Hunting Wisconsin winters for over 30 years, still hunting, sometimes below zero wind chill, sometimes dark to dark.
Reminds me of the fishing pole I got at baggage. Case was creased like it was bent over and straightened. It was a super heavy rigid cardboard tube, strength of a 2x4.
My guess is, it was sticking out of the luggage trolley and caught a pillar in route.
I’m thinking temps in that area during that time, can range from 30 - 80 degrees. In the same day. Not what I would consider worth the weight of insulated boots, but I’m from Wisconsin. Being from the sout, the outfitter probably would rather you ge too hot than too cold, so...
2nd the uninsulated boot is what you will want for elk hunt.
Big and clunky insulated boots are good for still hunting, not hiking.
When being mostly on the move, you be be plenty warm.

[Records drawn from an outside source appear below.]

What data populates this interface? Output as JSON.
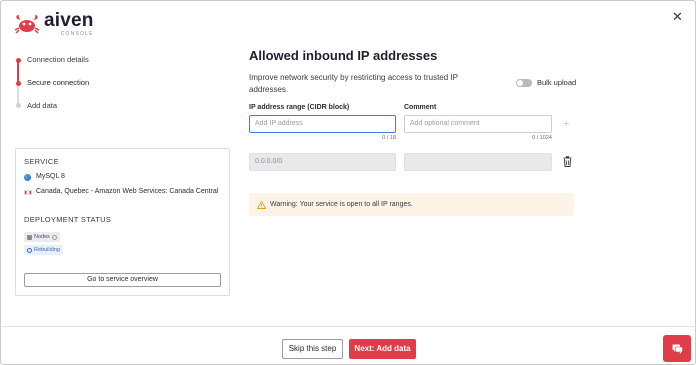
{
  "brand": {
    "name": "aiven",
    "sub": "CONSOLE",
    "accent": "#e03c4a"
  },
  "stepper": {
    "steps": [
      {
        "label": "Connection details",
        "state": "done"
      },
      {
        "label": "Secure connection",
        "state": "active"
      },
      {
        "label": "Add data",
        "state": "pending"
      }
    ]
  },
  "service_card": {
    "service_heading": "SERVICE",
    "service_name": "MySQL 8",
    "region": "Canada, Quebec - Amazon Web Services: Canada Central",
    "deployment_heading": "DEPLOYMENT STATUS",
    "nodes_label": "Nodes",
    "status_label": "Rebuilding",
    "overview_button": "Go to service overview"
  },
  "main": {
    "title": "Allowed inbound IP addresses",
    "description": "Improve network security by restricting access to trusted IP addresses.",
    "bulk_upload_label": "Bulk upload",
    "bulk_upload_enabled": false,
    "ip_label": "IP address range (CIDR block)",
    "ip_placeholder": "Add IP address",
    "ip_counter": "0 / 18",
    "comment_label": "Comment",
    "comment_placeholder": "Add optional comment",
    "comment_counter": "0 / 1024",
    "existing_ip": "0.0.0.0/0",
    "existing_comment": "",
    "warning": "Warning: Your service is open to all IP ranges."
  },
  "footer": {
    "skip_label": "Skip this step",
    "next_label": "Next: Add data"
  },
  "icons": {
    "close": "close-icon",
    "plus": "plus-icon",
    "trash": "trash-icon",
    "warning": "warning-icon",
    "chat": "chat-icon"
  }
}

Ask you outfitter how many miles you can expect to walk.
Crispi is a great boot for inclines. Scheels a...
It will work as you can see above but... in extreme cold weather conditions, it is not running efficiently and it is hard on the compressor.
If you are in the market to buy one, you might want to make sure it is rated for extreme cold. If it is, it will be cheaper to run and last longer.
Not sure what you are training for. Agree with the 'running is hard on you body' comment.
In the past, when prepping for backpacking or a mountain hunt, I would wear my backpack with an 80lb bag of rock salt for my water softener in it, doing walks, yardwork, mowing and stairway repetitions...